YOUR GOAL:
Would you copy all lines in the data that contain the word "title"?

______________________________

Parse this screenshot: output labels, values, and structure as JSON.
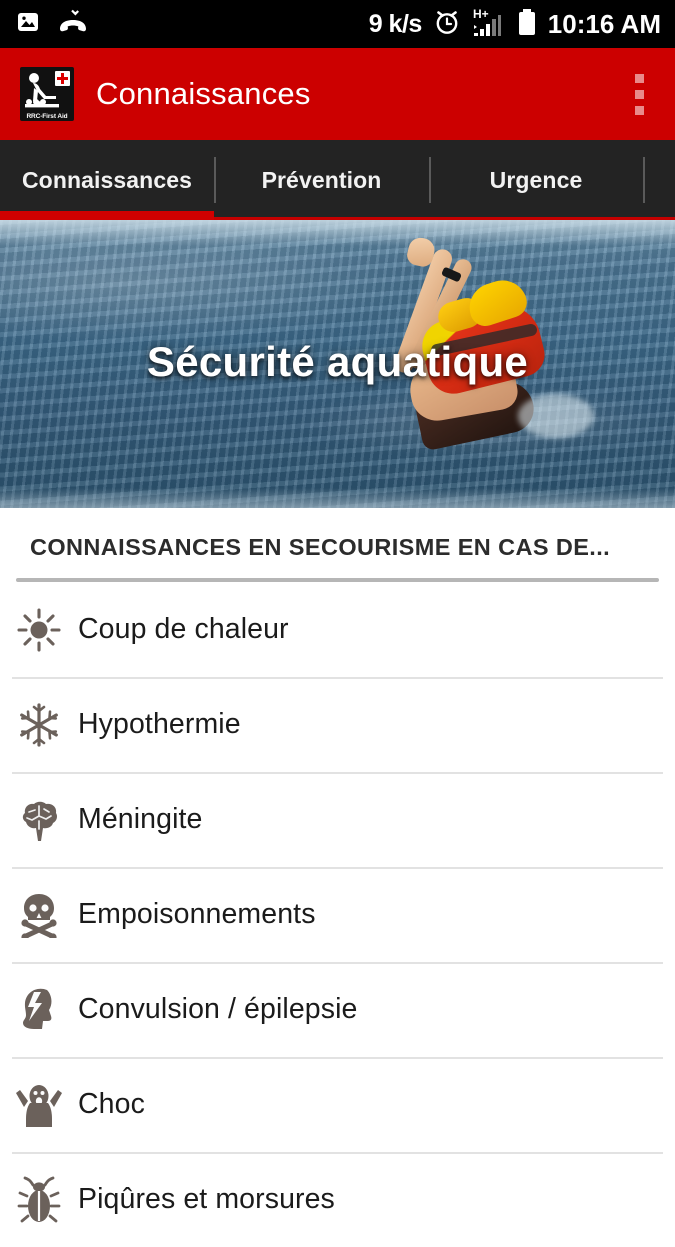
{
  "statusbar": {
    "icons_left": [
      "image-icon",
      "missed-call-icon"
    ],
    "network_speed": "9 k/s",
    "icons_right": [
      "alarm-clock-icon",
      "signal-hplus-icon",
      "battery-icon"
    ],
    "clock": "10:16 AM"
  },
  "appbar": {
    "logo_caption": "RRC-First Aid",
    "logo_icon": "cpr-first-aid-logo",
    "title": "Connaissances",
    "overflow_icon": "overflow-menu-icon",
    "bg_color": "#cc0000"
  },
  "tabs": {
    "active_index": 0,
    "items": [
      {
        "label": "Connaissances"
      },
      {
        "label": "Prévention"
      },
      {
        "label": "Urgence"
      },
      {
        "label": ""
      }
    ],
    "indicator_color": "#d00000",
    "bg_color": "#232323"
  },
  "hero": {
    "title": "Sécurité aquatique",
    "image_description": "lifeguard-in-water-photo"
  },
  "section": {
    "title": "CONNAISSANCES EN SECOURISME EN CAS DE..."
  },
  "list": {
    "items": [
      {
        "label": "Coup de chaleur",
        "icon": "sun-icon"
      },
      {
        "label": "Hypothermie",
        "icon": "snowflake-icon"
      },
      {
        "label": "Méningite",
        "icon": "brain-icon"
      },
      {
        "label": "Empoisonnements",
        "icon": "skull-crossbones-icon"
      },
      {
        "label": "Convulsion / épilepsie",
        "icon": "head-lightning-icon"
      },
      {
        "label": "Choc",
        "icon": "shocked-person-icon"
      },
      {
        "label": "Piqûres et morsures",
        "icon": "insect-bug-icon"
      }
    ],
    "icon_color": "#6b615b"
  }
}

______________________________

TASK SOLUTION:
    "title": "Connaissances",
    "title": "Sécurité aquatique",
    "title": "CONNAISSANCES EN SECOURISME EN CAS DE..."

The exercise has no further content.